Oh and also better still, not only is this caching of answers is efficient in itself, but with each cache of each answer, any future computations can become easier as well. Basically, future computations can rely on the previous cached answers to be even faster to be solved. What I just described is something called memoization.

For example, we all know the recursive solution for a fibonacci function. It's just to return F(n-1) + F(n-2). We can actually improve this using memoization. Each time the user/someone calls this fibonacci function, we cache the actual answer, including its sub-answers for F(n-1) and F(n-2). For example, say we use memoization. The user calls F(135). Then, whenever the function is called again, for maybe even a bigger number e.g. F(264), because we called F(135) the first time, the answer for F(135) is cached, and so are its subsequent sub-fibonacci problems e.g. F(134), F(133), F(132), ... , to F(3). Therefore, when calling F(264), the computer will just figure out what F(135) is in a blink of an eye, and compute all the way up to F(264).
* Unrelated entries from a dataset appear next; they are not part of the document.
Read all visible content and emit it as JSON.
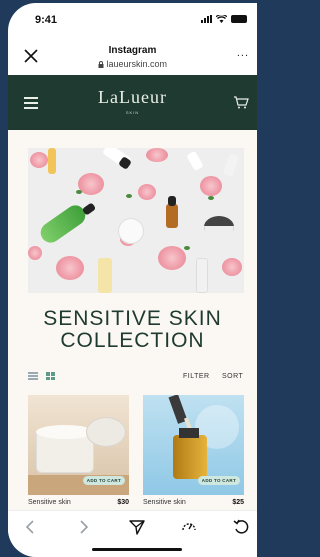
{
  "status_bar": {
    "time": "9:41"
  },
  "browser": {
    "title": "Instagram",
    "url": "laueurskin.com",
    "more": "..."
  },
  "header": {
    "logo": "LaLueur",
    "logo_sub": "SKIN"
  },
  "collection": {
    "title_line1": "SENSITIVE SKIN",
    "title_line2": "COLLECTION",
    "filter_label": "FILTER",
    "sort_label": "SORT"
  },
  "products": [
    {
      "name": "Sensitive skin",
      "price": "$30",
      "cta": "ADD TO CART"
    },
    {
      "name": "Sensitive skin",
      "price": "$25",
      "cta": "ADD TO CART"
    }
  ],
  "colors": {
    "brand": "#1f3a30",
    "background": "#fbf8f3",
    "badge": "#cfe8df"
  }
}
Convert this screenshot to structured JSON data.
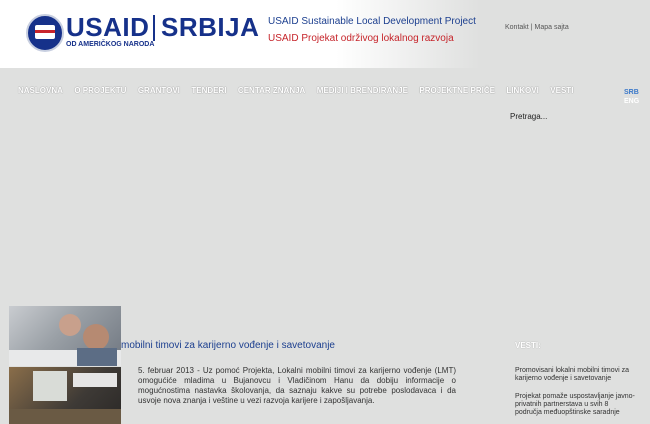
{
  "header": {
    "logo_usaid": "USAID",
    "logo_srbija": "SRBIJA",
    "logo_subtitle": "OD AMERIČKOG NARODA",
    "project_title_en": "USAID Sustainable Local Development Project",
    "project_title_sr": "USAID Projekat održivog lokalnog razvoja",
    "util_links": {
      "contact": "Kontakt",
      "separator": "|",
      "sitemap": "Mapa sajta"
    },
    "colors": {
      "brand_blue": "#16318a",
      "accent_red": "#c6242a"
    }
  },
  "nav": {
    "items": [
      "NASLOVNA",
      "O PROJEKTU",
      "GRANTOVI",
      "TENDERI",
      "CENTAR ZNANJA",
      "MEDIJI I BRENDIRANJE",
      "PROJEKTNE PRIČE",
      "LINKOVI",
      "VESTI"
    ]
  },
  "languages": {
    "srb": "SRB",
    "eng": "ENG"
  },
  "search": {
    "placeholder": "Pretraga..."
  },
  "article": {
    "title": "mobilni timovi za karijerno vođenje i savetovanje",
    "body": "5. februar 2013 - Uz pomoć Projekta, Lokalni mobilni timovi za karijerno vođenje (LMT) omogućiće mladima u Bujanovcu i Vladičinom Hanu da dobiju informacije o mogućnostima nastavka školovanja, da saznaju kakve su potrebe poslodavaca i da usvoje nova znanja i veštine u vezi razvoja karijere i zapošljavanja."
  },
  "news": {
    "heading": "VESTI:",
    "items": [
      "Promovisani lokalni mobilni timovi za karijerno vođenje i savetovanje",
      "Projekat pomaže uspostavljanje javno-privatnih partnerstava u svih 8 područja međuopštinske saradnje"
    ]
  }
}
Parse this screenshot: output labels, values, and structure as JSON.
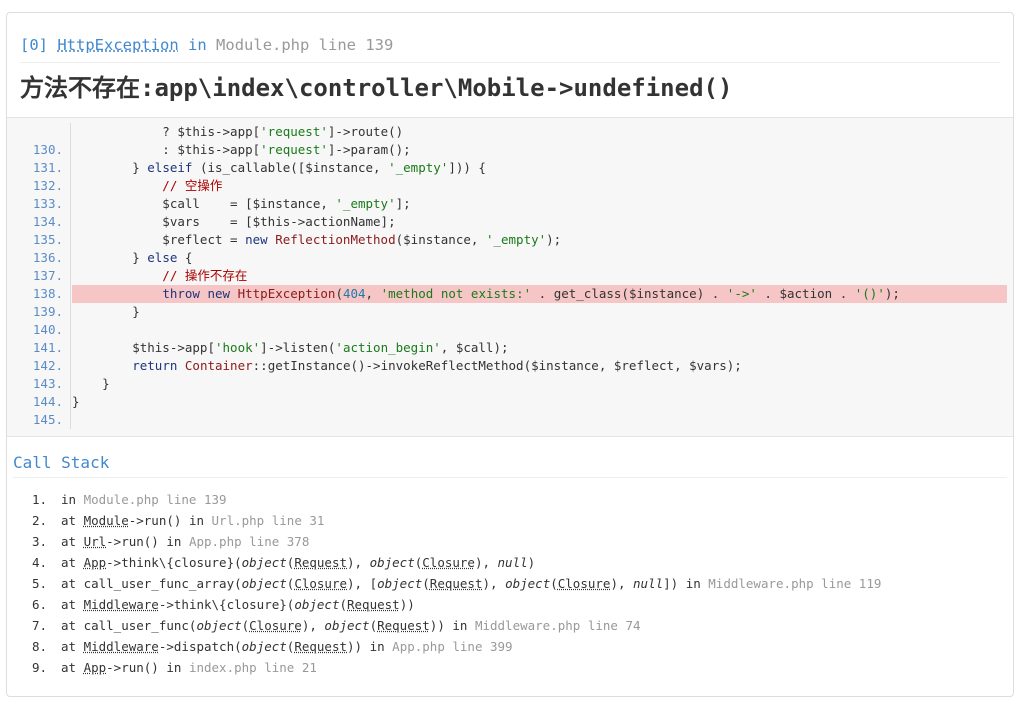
{
  "exception": {
    "index": "[0]",
    "class": "HttpException",
    "in_word": "in",
    "file_line": "Module.php line 139",
    "message": "方法不存在:app\\index\\controller\\Mobile->undefined()"
  },
  "source": {
    "highlight_line": "138.",
    "lines": [
      {
        "n": "",
        "t": "            ? $this->app['request']->route()"
      },
      {
        "n": "130.",
        "t": "            : $this->app['request']->param();"
      },
      {
        "n": "131.",
        "t": "        } elseif (is_callable([$instance, '_empty'])) {"
      },
      {
        "n": "132.",
        "t": "            // 空操作"
      },
      {
        "n": "133.",
        "t": "            $call    = [$instance, '_empty'];"
      },
      {
        "n": "134.",
        "t": "            $vars    = [$this->actionName];"
      },
      {
        "n": "135.",
        "t": "            $reflect = new ReflectionMethod($instance, '_empty');"
      },
      {
        "n": "136.",
        "t": "        } else {"
      },
      {
        "n": "137.",
        "t": "            // 操作不存在"
      },
      {
        "n": "138.",
        "t": "            throw new HttpException(404, 'method not exists:' . get_class($instance) . '->' . $action . '()');"
      },
      {
        "n": "139.",
        "t": "        }"
      },
      {
        "n": "140.",
        "t": ""
      },
      {
        "n": "141.",
        "t": "        $this->app['hook']->listen('action_begin', $call);"
      },
      {
        "n": "142.",
        "t": "        return Container::getInstance()->invokeReflectMethod($instance, $reflect, $vars);"
      },
      {
        "n": "143.",
        "t": "    }"
      },
      {
        "n": "144.",
        "t": "}"
      },
      {
        "n": "145.",
        "t": ""
      }
    ]
  },
  "call_stack": {
    "title": "Call Stack",
    "items": [
      {
        "n": "1.",
        "parts": [
          [
            "in ",
            ""
          ],
          [
            "Module.php line 139",
            "f"
          ]
        ]
      },
      {
        "n": "2.",
        "parts": [
          [
            "at ",
            ""
          ],
          [
            "Module",
            "u"
          ],
          [
            "->run() in ",
            ""
          ],
          [
            "Url.php line 31",
            "f"
          ]
        ]
      },
      {
        "n": "3.",
        "parts": [
          [
            "at ",
            ""
          ],
          [
            "Url",
            "u"
          ],
          [
            "->run() in ",
            ""
          ],
          [
            "App.php line 378",
            "f"
          ]
        ]
      },
      {
        "n": "4.",
        "parts": [
          [
            "at ",
            ""
          ],
          [
            "App",
            "u"
          ],
          [
            "->think\\{closure}(",
            ""
          ],
          [
            "object",
            "i"
          ],
          [
            "(",
            ""
          ],
          [
            "Request",
            "u"
          ],
          [
            "), ",
            ""
          ],
          [
            "object",
            "i"
          ],
          [
            "(",
            ""
          ],
          [
            "Closure",
            "u"
          ],
          [
            "), ",
            ""
          ],
          [
            "null",
            "i"
          ],
          [
            ")",
            ""
          ]
        ]
      },
      {
        "n": "5.",
        "parts": [
          [
            "at call_user_func_array(",
            ""
          ],
          [
            "object",
            "i"
          ],
          [
            "(",
            ""
          ],
          [
            "Closure",
            "u"
          ],
          [
            "), [",
            ""
          ],
          [
            "object",
            "i"
          ],
          [
            "(",
            ""
          ],
          [
            "Request",
            "u"
          ],
          [
            "), ",
            ""
          ],
          [
            "object",
            "i"
          ],
          [
            "(",
            ""
          ],
          [
            "Closure",
            "u"
          ],
          [
            "), ",
            ""
          ],
          [
            "null",
            "i"
          ],
          [
            "]) in ",
            ""
          ],
          [
            "Middleware.php line 119",
            "f"
          ]
        ]
      },
      {
        "n": "6.",
        "parts": [
          [
            "at ",
            ""
          ],
          [
            "Middleware",
            "u"
          ],
          [
            "->think\\{closure}(",
            ""
          ],
          [
            "object",
            "i"
          ],
          [
            "(",
            ""
          ],
          [
            "Request",
            "u"
          ],
          [
            "))",
            ""
          ]
        ]
      },
      {
        "n": "7.",
        "parts": [
          [
            "at call_user_func(",
            ""
          ],
          [
            "object",
            "i"
          ],
          [
            "(",
            ""
          ],
          [
            "Closure",
            "u"
          ],
          [
            "), ",
            ""
          ],
          [
            "object",
            "i"
          ],
          [
            "(",
            ""
          ],
          [
            "Request",
            "u"
          ],
          [
            ")) in ",
            ""
          ],
          [
            "Middleware.php line 74",
            "f"
          ]
        ]
      },
      {
        "n": "8.",
        "parts": [
          [
            "at ",
            ""
          ],
          [
            "Middleware",
            "u"
          ],
          [
            "->dispatch(",
            ""
          ],
          [
            "object",
            "i"
          ],
          [
            "(",
            ""
          ],
          [
            "Request",
            "u"
          ],
          [
            ")) in ",
            ""
          ],
          [
            "App.php line 399",
            "f"
          ]
        ]
      },
      {
        "n": "9.",
        "parts": [
          [
            "at ",
            ""
          ],
          [
            "App",
            "u"
          ],
          [
            "->run() in ",
            ""
          ],
          [
            "index.php line 21",
            "f"
          ]
        ]
      }
    ]
  },
  "colors": {
    "accent": "#4288ce",
    "muted": "#999999",
    "highlight": "#f6c6c6",
    "code_bg": "#f7f7f7"
  }
}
Ok, I just explained a lot, and we will try to incorporate all of these new concepts into the actual solution for the indivisible knapsack problem.

We know that there should be an optimal solution, and that this solution includes some number of items. An easy general subproblem for the indivisible knapsack problem would be whether or not each item is actually part of the "optimal collection of items to be put into the backpack". We then solve all of these sub problems, and from there we can get the "best solution".

If n is in solution: the solution will have the cost of the n'th item in the solution.
Knapsack(n,W) = C_n + Knapsack(n-1, W-w_n)
Where that second term, Knapsack(n-1, W-w_n) is precomputed due to memoization.

If n is not in solution: the solution will not consider the n'th item's cost or weight at all.
Knapsack(n,W) = Knapsack(n-1, W)
Where Knapsack(n-1, W) is precomputed due to memoization.

The full and official solution for the indivisible knapsack problem is:
1. Create a two-dimensional array with its rows being 0 to n, and its columns being numbers from 0 to W (max weight of the knapsack). Obviously the first column and the first row have values of all 0 because a backpack that holds 0 weight will have a maximum cost solution of 0, and a backpack that can contain a maximum of 0 items will have a maximum cost solution of 0.
2. For each (i.j)th element in the array, where i is a number between 1 and n and j is a number in between 1 and W
1. Initialize the (i,j)th solution as just SolMatrix[i-1][j] (which is the previously calculated solution without the i'th item considered, and only items 1 to i-1th items considered.)
2. Change the (i,j)th solution to SolMatrix[i-1][v-w_i]+ cost_of_ith_item IF:
1. (weight_of_ith_item ≤ j) AND
2. (SolMatrix[i-1][j-weight_of_ith_item]+ cost_of_ith_item > SolMatrix[i-1][j])
I worry that the algorithm for the above indivisible knapsack problem is a bit hard to understand, from how I typed it up.

If you need any further explanations on the indivisible knapsack problem, please click the following links for more details, as they have helped me tremendously on understanding the concepts explained in this post: